Belle is home from school today. I sent her in yesterday, despite her protests that she was definitely going to be sick or faint at any moment, and when she got home she did seem actually unwell. She went to bed at 7.30pm, rosy-cheeked and whimpering, and was asleep before 9pm – practically unheard of for Belle, who normally likes to sit up in bed crafting small items out of coloured paper until at least ten o’clock.
This morning then, I was prepared for her to milk her feverish state as much as possible, and so when she came into my room at about half past seven, forcing out a cough and doing her best ‘look how sick I am’ face, I relented, and sent her back to bed.* Now though, seemingly having made a partial recovery, she is sat in bed quietly making friendship bracelets and reading her library books. She is being very quiet indeed, hoping I think that I will forget she is there and not make her go into school at lunchtime.

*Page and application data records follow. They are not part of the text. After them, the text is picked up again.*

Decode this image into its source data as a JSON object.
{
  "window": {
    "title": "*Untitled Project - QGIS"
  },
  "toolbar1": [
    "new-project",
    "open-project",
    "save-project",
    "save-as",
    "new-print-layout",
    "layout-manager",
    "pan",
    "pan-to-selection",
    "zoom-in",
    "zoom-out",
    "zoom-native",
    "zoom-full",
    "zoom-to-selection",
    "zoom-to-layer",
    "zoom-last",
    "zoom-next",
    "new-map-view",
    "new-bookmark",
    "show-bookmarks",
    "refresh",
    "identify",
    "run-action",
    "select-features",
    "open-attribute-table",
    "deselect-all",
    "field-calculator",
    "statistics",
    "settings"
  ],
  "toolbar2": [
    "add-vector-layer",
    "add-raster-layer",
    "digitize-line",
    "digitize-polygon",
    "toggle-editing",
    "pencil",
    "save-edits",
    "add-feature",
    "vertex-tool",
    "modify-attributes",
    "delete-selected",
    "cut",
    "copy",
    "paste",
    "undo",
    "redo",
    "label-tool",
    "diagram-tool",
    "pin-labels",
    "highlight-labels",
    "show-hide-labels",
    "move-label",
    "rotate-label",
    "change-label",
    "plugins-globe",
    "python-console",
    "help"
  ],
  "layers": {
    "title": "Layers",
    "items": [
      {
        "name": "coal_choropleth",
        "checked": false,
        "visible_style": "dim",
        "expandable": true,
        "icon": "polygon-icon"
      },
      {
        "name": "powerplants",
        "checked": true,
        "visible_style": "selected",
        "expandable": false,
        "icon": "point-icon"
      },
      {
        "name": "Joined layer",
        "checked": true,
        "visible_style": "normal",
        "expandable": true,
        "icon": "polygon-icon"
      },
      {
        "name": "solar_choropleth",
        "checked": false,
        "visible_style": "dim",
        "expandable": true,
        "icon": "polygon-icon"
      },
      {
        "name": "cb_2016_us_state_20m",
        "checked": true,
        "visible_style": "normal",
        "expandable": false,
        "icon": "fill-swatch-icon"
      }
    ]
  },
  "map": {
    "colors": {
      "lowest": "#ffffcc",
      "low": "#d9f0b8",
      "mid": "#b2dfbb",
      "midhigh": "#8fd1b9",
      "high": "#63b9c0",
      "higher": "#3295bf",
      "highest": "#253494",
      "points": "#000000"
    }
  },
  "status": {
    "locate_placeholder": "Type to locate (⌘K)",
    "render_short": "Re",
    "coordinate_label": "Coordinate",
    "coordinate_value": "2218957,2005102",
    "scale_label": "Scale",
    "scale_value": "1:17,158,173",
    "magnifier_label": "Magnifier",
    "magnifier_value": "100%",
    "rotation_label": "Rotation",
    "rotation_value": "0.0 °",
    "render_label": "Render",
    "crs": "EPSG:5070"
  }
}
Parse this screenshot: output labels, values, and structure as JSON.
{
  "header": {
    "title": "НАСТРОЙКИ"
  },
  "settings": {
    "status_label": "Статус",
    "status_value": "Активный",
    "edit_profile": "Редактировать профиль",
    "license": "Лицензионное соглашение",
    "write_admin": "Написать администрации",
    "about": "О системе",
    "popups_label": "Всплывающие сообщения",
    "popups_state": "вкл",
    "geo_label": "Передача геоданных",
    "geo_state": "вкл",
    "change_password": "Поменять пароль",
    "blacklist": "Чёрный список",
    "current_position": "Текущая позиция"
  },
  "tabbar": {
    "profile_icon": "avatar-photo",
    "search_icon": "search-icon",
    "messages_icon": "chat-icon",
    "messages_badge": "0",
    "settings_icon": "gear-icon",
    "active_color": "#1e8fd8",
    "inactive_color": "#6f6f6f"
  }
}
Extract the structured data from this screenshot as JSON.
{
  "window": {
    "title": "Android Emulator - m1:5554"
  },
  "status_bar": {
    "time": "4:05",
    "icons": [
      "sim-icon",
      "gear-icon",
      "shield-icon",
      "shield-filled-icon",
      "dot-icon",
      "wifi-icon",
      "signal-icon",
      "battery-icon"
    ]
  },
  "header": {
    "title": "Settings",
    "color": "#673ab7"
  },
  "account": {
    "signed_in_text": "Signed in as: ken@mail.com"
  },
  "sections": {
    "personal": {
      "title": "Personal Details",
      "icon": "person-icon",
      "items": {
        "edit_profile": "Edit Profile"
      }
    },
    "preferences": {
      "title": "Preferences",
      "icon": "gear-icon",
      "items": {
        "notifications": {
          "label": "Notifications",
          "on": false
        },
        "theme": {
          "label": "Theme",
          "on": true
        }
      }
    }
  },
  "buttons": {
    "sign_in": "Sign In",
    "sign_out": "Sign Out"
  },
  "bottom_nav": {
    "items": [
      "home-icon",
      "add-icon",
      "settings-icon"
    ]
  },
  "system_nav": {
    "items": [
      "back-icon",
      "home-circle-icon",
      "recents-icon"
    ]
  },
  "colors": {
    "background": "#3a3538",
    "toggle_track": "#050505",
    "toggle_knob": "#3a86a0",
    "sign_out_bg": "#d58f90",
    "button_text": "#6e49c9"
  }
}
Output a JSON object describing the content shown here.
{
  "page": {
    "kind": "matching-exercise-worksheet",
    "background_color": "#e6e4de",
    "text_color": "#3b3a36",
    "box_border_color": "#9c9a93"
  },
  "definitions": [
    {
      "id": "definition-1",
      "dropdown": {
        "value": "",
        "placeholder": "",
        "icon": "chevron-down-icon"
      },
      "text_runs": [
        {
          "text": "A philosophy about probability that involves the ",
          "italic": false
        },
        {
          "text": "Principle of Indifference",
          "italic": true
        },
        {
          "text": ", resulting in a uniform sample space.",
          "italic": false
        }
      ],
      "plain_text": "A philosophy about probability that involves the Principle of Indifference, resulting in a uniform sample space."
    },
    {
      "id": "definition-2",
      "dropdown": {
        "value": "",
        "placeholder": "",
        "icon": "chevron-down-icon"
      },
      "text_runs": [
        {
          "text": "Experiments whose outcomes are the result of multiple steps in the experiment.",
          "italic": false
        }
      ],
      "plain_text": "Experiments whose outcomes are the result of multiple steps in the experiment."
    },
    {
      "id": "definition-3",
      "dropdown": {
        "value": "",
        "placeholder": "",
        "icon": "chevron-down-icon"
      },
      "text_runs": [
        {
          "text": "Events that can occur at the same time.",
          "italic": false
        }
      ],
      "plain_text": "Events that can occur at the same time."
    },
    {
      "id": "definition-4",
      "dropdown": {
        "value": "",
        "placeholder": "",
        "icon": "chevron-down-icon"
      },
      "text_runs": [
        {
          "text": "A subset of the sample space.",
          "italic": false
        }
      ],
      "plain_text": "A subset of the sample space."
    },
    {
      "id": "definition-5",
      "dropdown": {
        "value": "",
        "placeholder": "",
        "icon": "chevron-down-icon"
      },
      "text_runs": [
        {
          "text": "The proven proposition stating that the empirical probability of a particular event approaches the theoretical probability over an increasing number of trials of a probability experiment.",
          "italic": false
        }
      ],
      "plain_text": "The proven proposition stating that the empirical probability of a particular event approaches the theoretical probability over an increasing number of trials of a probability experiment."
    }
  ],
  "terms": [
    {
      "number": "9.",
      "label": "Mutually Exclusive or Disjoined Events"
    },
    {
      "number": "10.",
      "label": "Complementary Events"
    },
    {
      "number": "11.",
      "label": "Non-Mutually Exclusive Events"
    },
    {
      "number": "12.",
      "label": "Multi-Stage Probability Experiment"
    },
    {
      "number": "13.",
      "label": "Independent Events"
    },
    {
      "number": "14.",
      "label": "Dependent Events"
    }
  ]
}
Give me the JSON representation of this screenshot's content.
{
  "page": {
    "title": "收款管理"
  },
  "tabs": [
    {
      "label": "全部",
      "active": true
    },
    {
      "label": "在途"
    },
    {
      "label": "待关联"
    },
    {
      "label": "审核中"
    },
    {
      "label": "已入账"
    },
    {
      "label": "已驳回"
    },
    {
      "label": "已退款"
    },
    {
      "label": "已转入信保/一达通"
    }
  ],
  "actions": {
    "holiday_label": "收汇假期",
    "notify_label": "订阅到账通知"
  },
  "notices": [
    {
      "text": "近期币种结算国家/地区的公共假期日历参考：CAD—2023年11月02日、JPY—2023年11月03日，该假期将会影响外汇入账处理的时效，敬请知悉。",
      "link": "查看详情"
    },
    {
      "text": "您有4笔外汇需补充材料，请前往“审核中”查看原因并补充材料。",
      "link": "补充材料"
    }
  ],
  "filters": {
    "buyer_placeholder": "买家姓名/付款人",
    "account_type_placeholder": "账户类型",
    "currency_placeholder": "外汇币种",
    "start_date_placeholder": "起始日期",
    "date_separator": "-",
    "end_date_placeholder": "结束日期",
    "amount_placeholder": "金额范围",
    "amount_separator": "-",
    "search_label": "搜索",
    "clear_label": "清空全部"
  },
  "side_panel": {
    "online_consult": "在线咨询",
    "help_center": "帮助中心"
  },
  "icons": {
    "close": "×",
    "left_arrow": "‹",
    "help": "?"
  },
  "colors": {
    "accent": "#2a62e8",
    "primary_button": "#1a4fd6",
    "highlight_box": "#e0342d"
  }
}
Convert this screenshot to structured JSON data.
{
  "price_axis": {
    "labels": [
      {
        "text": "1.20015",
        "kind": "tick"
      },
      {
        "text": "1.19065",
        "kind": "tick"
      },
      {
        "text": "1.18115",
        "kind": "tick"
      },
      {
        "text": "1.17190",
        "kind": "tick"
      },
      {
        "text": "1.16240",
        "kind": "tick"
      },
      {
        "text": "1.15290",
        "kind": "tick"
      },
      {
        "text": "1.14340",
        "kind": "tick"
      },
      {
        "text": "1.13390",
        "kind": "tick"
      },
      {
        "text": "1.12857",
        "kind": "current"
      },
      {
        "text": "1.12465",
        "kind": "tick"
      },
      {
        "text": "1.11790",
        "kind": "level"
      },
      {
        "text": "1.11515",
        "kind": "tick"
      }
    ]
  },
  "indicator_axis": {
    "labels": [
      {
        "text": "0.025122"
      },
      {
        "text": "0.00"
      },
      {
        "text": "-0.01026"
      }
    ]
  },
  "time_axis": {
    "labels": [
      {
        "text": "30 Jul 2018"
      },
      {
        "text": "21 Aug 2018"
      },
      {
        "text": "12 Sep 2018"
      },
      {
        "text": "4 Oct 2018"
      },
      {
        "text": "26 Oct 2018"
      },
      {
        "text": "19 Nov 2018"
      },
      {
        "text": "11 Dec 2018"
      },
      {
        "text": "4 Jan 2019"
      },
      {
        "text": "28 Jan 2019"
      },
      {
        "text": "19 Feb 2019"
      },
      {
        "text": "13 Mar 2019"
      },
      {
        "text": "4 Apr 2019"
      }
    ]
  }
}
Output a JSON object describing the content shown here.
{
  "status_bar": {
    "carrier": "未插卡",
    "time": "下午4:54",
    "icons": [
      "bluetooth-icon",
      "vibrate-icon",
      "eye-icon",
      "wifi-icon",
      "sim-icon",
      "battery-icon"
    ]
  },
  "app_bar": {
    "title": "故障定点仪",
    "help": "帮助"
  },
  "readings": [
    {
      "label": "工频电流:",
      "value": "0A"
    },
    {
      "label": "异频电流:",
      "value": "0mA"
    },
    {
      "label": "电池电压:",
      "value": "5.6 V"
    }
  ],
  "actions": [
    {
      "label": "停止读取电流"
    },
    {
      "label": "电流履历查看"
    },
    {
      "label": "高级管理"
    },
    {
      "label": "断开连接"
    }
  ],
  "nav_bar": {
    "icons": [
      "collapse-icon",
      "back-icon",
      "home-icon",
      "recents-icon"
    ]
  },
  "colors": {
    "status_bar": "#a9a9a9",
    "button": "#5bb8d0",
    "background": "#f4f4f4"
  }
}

Canvassing opinion this morning on Twitter and Facebook, it seems that there are several rather distinct schools of thought. Some parents are happy for sick kids to snuggle up in front of the TV under a duvet when they’re off school. Others, like me, are more in the ‘cruel to be kind’ camp, believing that if a child is ill enough to stay home from school they should be in bed, being as bored as possible. Boyfriend, who is slightly more extreme in his views, would just send her in with a plastic bowl and a packet of Tunes, but I’m a little bit too soft for this – partly just because I’m lazy, and partly because I don’t want to be That Mum – the one who sends a child in with their leg falling off just so she can get some peace and quiet at home.
I’ve probably been influenced as well by own experiences as a child. My Mum, and I’m sure she would be the first to admit this, has never been a fan of tough love. At the first sign of a quivering lip she’d have you on the sofa watching Richard & Judy. Sneeze in her presence and you’d be whisked off to the doctors, have been told to drink plenty of fluids, and be in the chemist buying a sugar-free lollipop before you could get your hanky out. I was off school a lot as a child, and have fond memories of being sat under a duvet with a bowl of tomato soup sprinkled with grated cheese.
That’s the problem though isn’t it? I don’t especially want Belle to think fondly of her time off school, otherwise where is the incentive for her to get better? By making a day off as dull as possible, the hope is that her bout of ‘feeling sick’ will be over as quickly as possible. What do you reckon – is this mean or just practical for a working mum?
Before finishing this, I thought I should go up and check on her. In desperation she has finished her maths homework and is learning her spellings. “How are you feeling?” I ask her.
“Fine,” she says, without thinking, and quickly corrects herself. “Well not fine of course. I feel a bit better, just not 100%”
Sounds like she is on the mend to me. It’s amazing what a good dose of boredom can do.